Using optogenetics to control electric signaling in cells may prevent, normalize tumors

Researchers demonstrated the possibility of preventing tumors from forming and normalizing tumors after they have formed.

Researchers at Tufts University (Medford/Somerville, MA) demonstrated the possibility of preventing tumors from forming and normalizing tumors after they have formed by using optogenetics to control electrical signaling among cells. The technique, done in a frog model, allowed the research team to specifically manipulate bioelectrical signals to both prevent and cause regression of tumors induced by oncogenes.

Related: Optogenetics tools address a growing range of applications

Virtually all healthy cells maintain a more negative voltage in the cell interior compared with the cell exterior—the opening and closing of ion channels in the cell membrane can cause the voltage to become more positive (depolarizing the cell) or more negative (polarizing the cell). Tumors can be detected by their abnormal bioelectrical signature before they are otherwise apparent.

Lead author Brook Chernet, Ph.D., injected cells in Xenopus laevis embryos with RNA encoding a mutant RAS oncogene known to cause cancer-like growths. The researchers also expressed and activated either a blue light-activated, positively charged ion channel, ChR2D156A, or a green light-activated proton pump, Archaerhodopsin (Arch), both of which hyperpolarize frog embryonic cells, thereby inducing an electric current that caused the cells to go from a cancer-like depolarized state to a normal, more negative polarized state. Activation of both agents significantly lowered the incidence of tumor formation and also increased the frequency with which tumors regressed into normal tissue.

"This provides proof of principle for a novel class of therapies which use light to override the action of oncogenic mutations," says senior and corresponding author Michael Levin, Ph.D., who holds the Vannevar Bush chair in biology and directs the Center for Regenerative and Developmental Biology at Tufts School of Arts and Sciences. "Using light to specifically target tumors would avoid subjecting the whole body to toxic chemotherapy or similar reagents."

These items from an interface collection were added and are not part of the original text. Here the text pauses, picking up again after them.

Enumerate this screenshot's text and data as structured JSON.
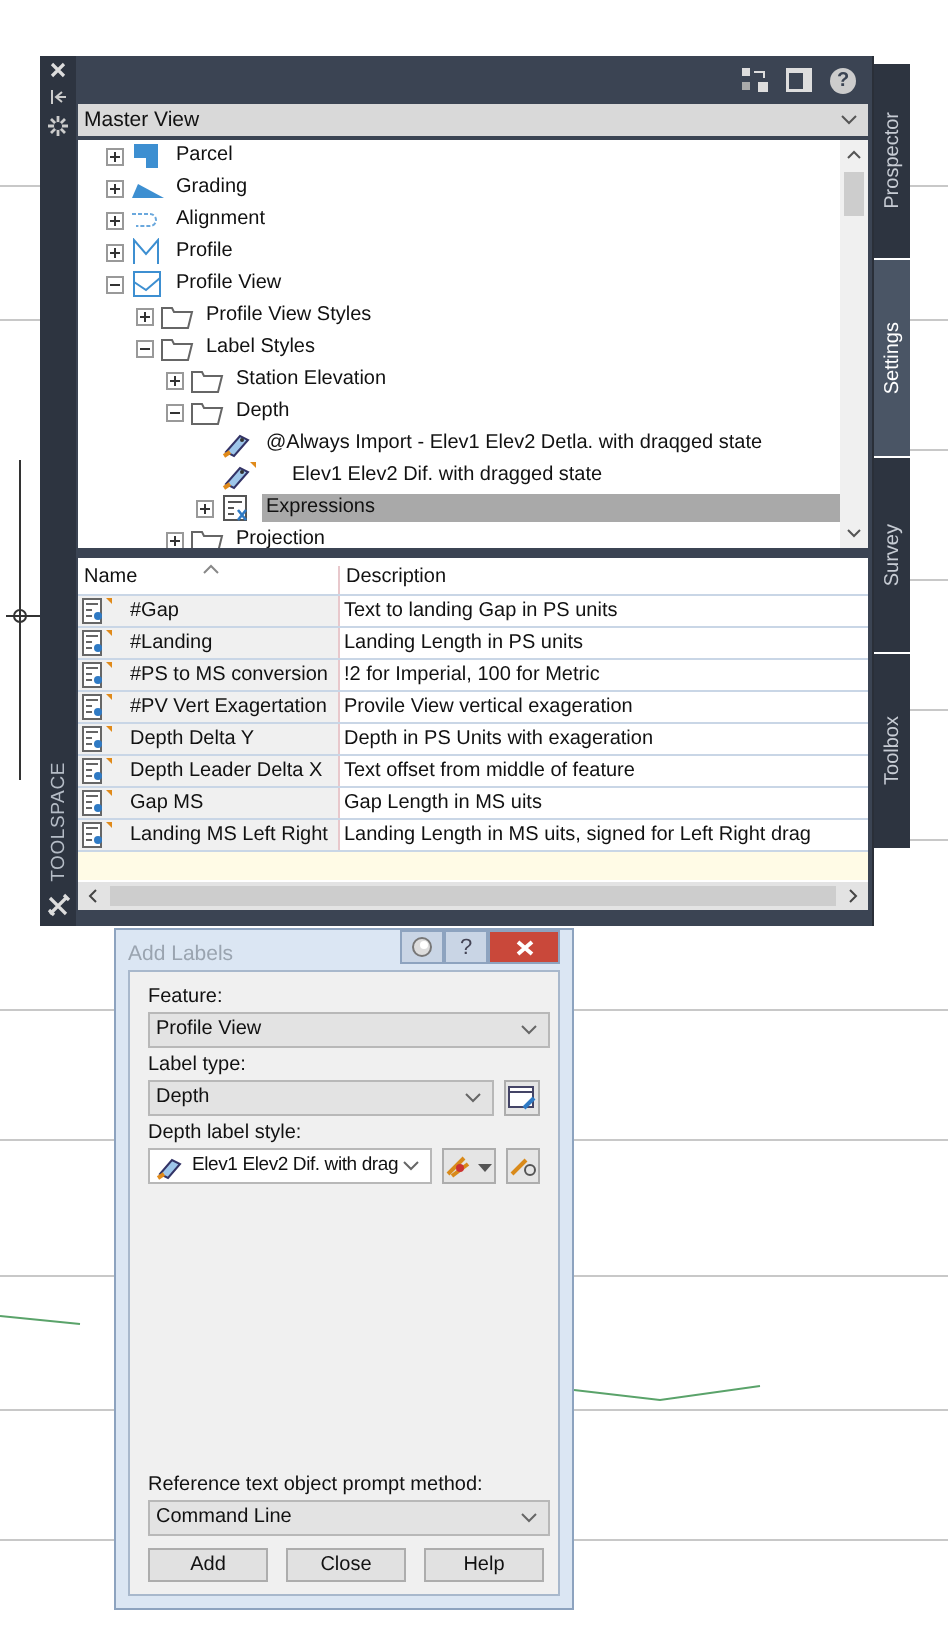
{
  "toolspace": {
    "title": "TOOLSPACE",
    "help_glyph": "?",
    "view_selector": {
      "value": "Master View"
    },
    "tree": {
      "items": [
        {
          "label": "Parcel",
          "kind": "parcel",
          "expanded": false
        },
        {
          "label": "Grading",
          "kind": "grading",
          "expanded": false
        },
        {
          "label": "Alignment",
          "kind": "alignment",
          "expanded": false
        },
        {
          "label": "Profile",
          "kind": "profile",
          "expanded": false
        },
        {
          "label": "Profile View",
          "kind": "profile-view",
          "expanded": true,
          "children": [
            {
              "label": "Profile View Styles",
              "kind": "folder",
              "expanded": false
            },
            {
              "label": "Label Styles",
              "kind": "folder",
              "expanded": true,
              "children": [
                {
                  "label": "Station Elevation",
                  "kind": "folder",
                  "expanded": false
                },
                {
                  "label": "Depth",
                  "kind": "folder",
                  "expanded": true,
                  "children": [
                    {
                      "label": "@Always Import - Elev1  Elev2  Detla. with draqged state",
                      "kind": "label-style",
                      "flagged": false,
                      "selected": false
                    },
                    {
                      "label": "Elev1 Elev2  Dif. with dragged state",
                      "kind": "label-style",
                      "flagged": true,
                      "selected": false
                    },
                    {
                      "label": "Expressions",
                      "kind": "expressions",
                      "expanded": false,
                      "selected": true
                    }
                  ]
                },
                {
                  "label": "Projection",
                  "kind": "folder",
                  "expanded": false
                }
              ]
            }
          ]
        }
      ]
    },
    "table": {
      "columns": [
        "Name",
        "Description"
      ],
      "rows": [
        {
          "name": "#Gap",
          "description": "Text to landing Gap in PS units"
        },
        {
          "name": "#Landing",
          "description": "Landing Length in PS units"
        },
        {
          "name": "#PS to MS conversion",
          "description": "!2 for Imperial, 100 for Metric"
        },
        {
          "name": "#PV Vert Exagertation",
          "description": "Provile View vertical exageration"
        },
        {
          "name": "Depth Delta Y",
          "description": "Depth in PS Units with exageration"
        },
        {
          "name": "Depth Leader Delta X",
          "description": "Text offset from middle of feature"
        },
        {
          "name": "Gap MS",
          "description": "Gap Length in MS uits"
        },
        {
          "name": "Landing MS Left Right",
          "description": "Landing Length in MS uits, signed for Left Right drag"
        }
      ]
    },
    "side_tabs": [
      {
        "label": "Prospector",
        "selected": false
      },
      {
        "label": "Settings",
        "selected": true
      },
      {
        "label": "Survey",
        "selected": false
      },
      {
        "label": "Toolbox",
        "selected": false
      }
    ]
  },
  "dialog": {
    "title": "Add Labels",
    "help_glyph": "?",
    "feature": {
      "label": "Feature:",
      "value": "Profile View"
    },
    "label_type": {
      "label": "Label type:",
      "value": "Depth"
    },
    "label_style": {
      "label": "Depth label style:",
      "value": "Elev1 Elev2  Dif. with drag"
    },
    "prompt_method": {
      "label": "Reference text object prompt method:",
      "value": "Command Line"
    },
    "buttons": [
      "Add",
      "Close",
      "Help"
    ]
  }
}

Full details of the work appear in the journal Oncotarget; for more information, please visit

More in Biophotonics Techniques